March 13, 2018 - 12:00pm CDT
Here's what our policy experts are reading today (Links do not constitute endorsements).
The Oklahoman: Police pension fund chief in Oklahoma fired amid criminal investigation
The head of the state agency that manages the $2.5 billion pension fund for municipal police officers in Oklahoma was fired Monday.
Steven K. Snyder, 61, has been executive director of the Oklahoma Police Pension and Retirement System for the last nine years. He also was the system's chief investment officer.
He was fired after coming under criminal investigation because of an anonymous tip about his travel.
The existence of the embezzlement investigation became public Wednesday when agents from the attorney general's office seized his state-owned Apple iPad Air.
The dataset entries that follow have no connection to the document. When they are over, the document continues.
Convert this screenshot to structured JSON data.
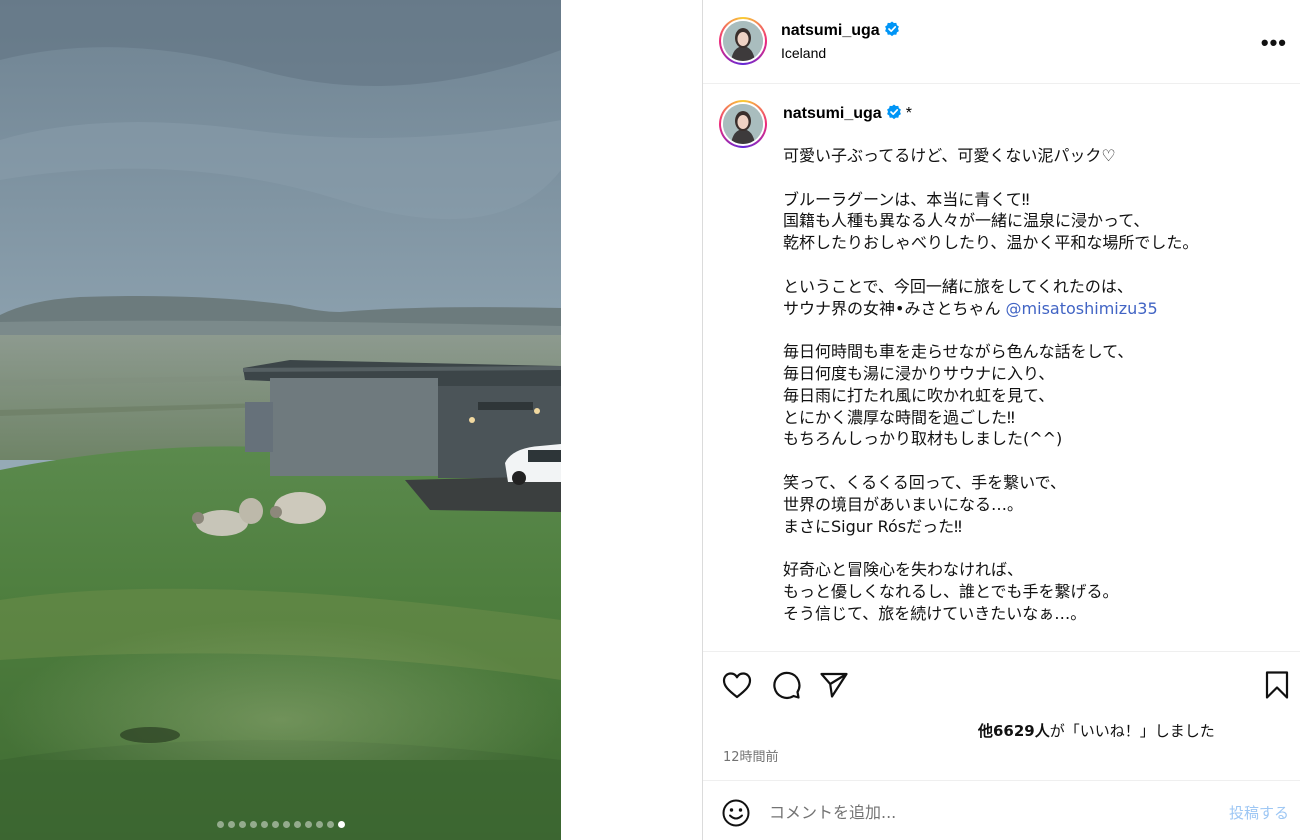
{
  "post": {
    "username": "natsumi_uga",
    "location": "Iceland",
    "more_label": "•••",
    "caption_marker": "*",
    "caption_lines": [
      "可愛い子ぶってるけど、可愛くない泥パック♡",
      "",
      "ブルーラグーンは、本当に青くて‼︎",
      "国籍も人種も異なる人々が一緒に温泉に浸かって、",
      "乾杯したりおしゃべりしたり、温かく平和な場所でした。",
      "",
      "ということで、今回一緒に旅をしてくれたのは、",
      "サウナ界の女神•みさとちゃん ",
      "",
      "毎日何時間も車を走らせながら色んな話をして、",
      "毎日何度も湯に浸かりサウナに入り、",
      "毎日雨に打たれ風に吹かれ虹を見て、",
      "とにかく濃厚な時間を過ごした‼︎",
      "もちろんしっかり取材もしました(^^)",
      "",
      "笑って、くるくる回って、手を繋いで、",
      "世界の境目があいまいになる…。",
      "まさにSigur Rósだった‼︎",
      "",
      "好奇心と冒険心を失わなければ、",
      "もっと優しくなれるし、誰とでも手を繋げる。",
      "そう信じて、旅を続けていきたいなぁ…。"
    ],
    "mention": "@misatoshimizu35",
    "likes_count": "他6629人",
    "likes_suffix": "が「いいね！」しました",
    "timestamp": "12時間前",
    "carousel": {
      "total": 12,
      "active_index": 11
    }
  },
  "comment": {
    "placeholder": "コメントを追加...",
    "post_label": "投稿する"
  },
  "colors": {
    "mention": "#4164c4",
    "verified": "#0095f6",
    "post_button_disabled": "#9ec7f4",
    "muted_text": "#737373"
  },
  "icons": [
    "verified-badge-icon",
    "more-icon",
    "heart-icon",
    "comment-icon",
    "share-icon",
    "bookmark-icon",
    "emoji-icon"
  ]
}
Snyder made more than $130,000 a year in salary, records show.
The Oklahoman: Constitutional issues raised by proposal to tap trust funds for Oklahoma teacher bonuses
Scrounging for a way to give teachers pay raises or bonuses without raising taxes, some state lawmakers have set their sights on a $2.4 billion pot of money managed by the Commissioners of the Land Office.
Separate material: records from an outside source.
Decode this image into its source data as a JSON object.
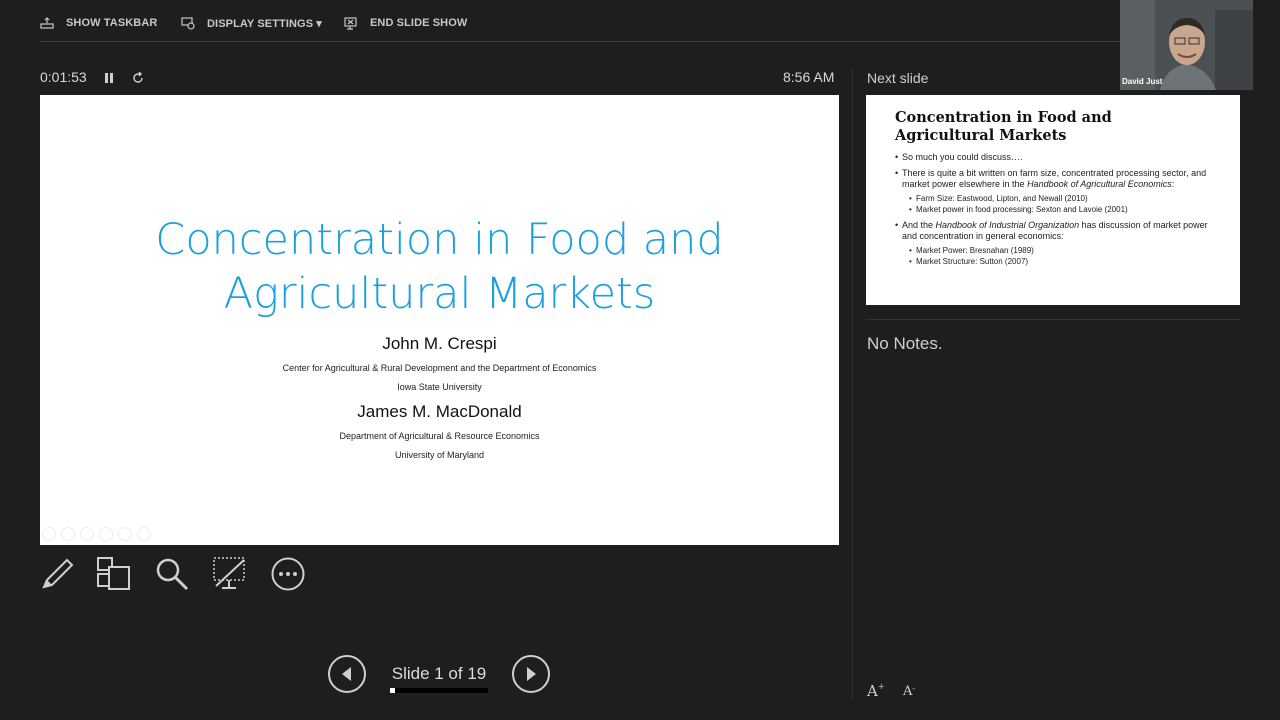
{
  "toolbar": {
    "show_taskbar": "SHOW TASKBAR",
    "display_settings": "DISPLAY SETTINGS ▾",
    "end_slide_show": "END SLIDE SHOW"
  },
  "timer": {
    "elapsed": "0:01:53",
    "clock": "8:56 AM"
  },
  "slide": {
    "title_line1": "Concentration in Food and",
    "title_line2": "Agricultural Markets",
    "author1": "John M. Crespi",
    "author1_affil1": "Center for Agricultural & Rural Development and the Department of Economics",
    "author1_affil2": "Iowa State University",
    "author2": "James M. MacDonald",
    "author2_affil1": "Department of Agricultural & Resource Economics",
    "author2_affil2": "University of Maryland"
  },
  "navigation": {
    "counter": "Slide 1 of 19",
    "progress": 0.0526
  },
  "next": {
    "label": "Next slide",
    "title": "Concentration in Food and Agricultural Markets",
    "b1": "So much you could discuss….",
    "b2_pre": "There is quite a bit written on farm size, concentrated processing sector, and market power elsewhere in the ",
    "b2_em": "Handbook of Agricultural Economics",
    "b2_post": ":",
    "b2_s1": "Farm Size: Eastwood, Lipton, and Newall (2010)",
    "b2_s2": "Market power in food processing: Sexton and Lavoie (2001)",
    "b3_pre": "And the ",
    "b3_em": "Handbook of Industrial Organization",
    "b3_post": " has discussion of market power and concentration in general economics:",
    "b3_s1": "Market Power: Bresnahan (1989)",
    "b3_s2": "Market Structure: Sutton (2007)"
  },
  "notes": {
    "text": "No Notes."
  },
  "font_controls": {
    "increase": "A",
    "decrease": "A"
  },
  "webcam": {
    "name": "David Just"
  }
}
About $1.7 billion of that $2.4 billion is held in trust for common schools.
OCPA: Help Hollywood or help kids
The Oklahoma Film Enhancement Rebate Program and the Oklahoma Equal Opportunity Education Scholarship Act each share similar financial parameters, which makes it easy to compare these tax incentive programs.
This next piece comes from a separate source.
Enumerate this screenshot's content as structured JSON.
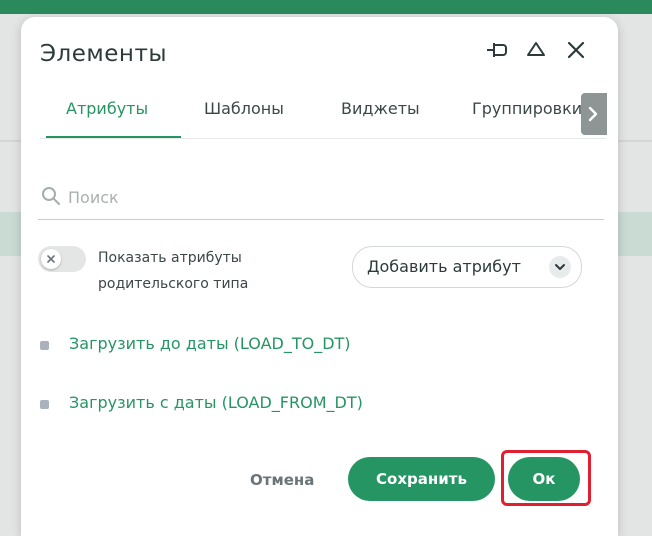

In fiscal year 2016, both programs had a cap of $5 million. The film rebate is paid out to filmmakers; its stated goals are to attract film production and jobs as well as to enhance the state's image. The Equal Opportunity Scholarship gives donors a tax credit when they donate to scholarship funds that support low- and middle-income Oklahoma families if they choose to send their children to a participating private school.
Using data from third-party evaluations allow us to compare and contrast the programs.
The Oklahoman: OKC teachers union cancels plans for one-day walkout
Oklahoma City School District teachers will not participate in a one-day walkout planned for March 28, The Oklahoman has learned.
Oklahoma City American Federation of Teachers President Ed Allen said the one-day walkout — approved by the union board to generate momentum in advance of a statewide walkout scheduled for April 2 — did not have the support of Rebecca Kaye, the district's acting superintendent.
"We will not conduct a walkout on March 28 because our Superintendent would not commit to a suspension of classes, in contradiction of the board resolution," Allen said in an email Monday to union membership.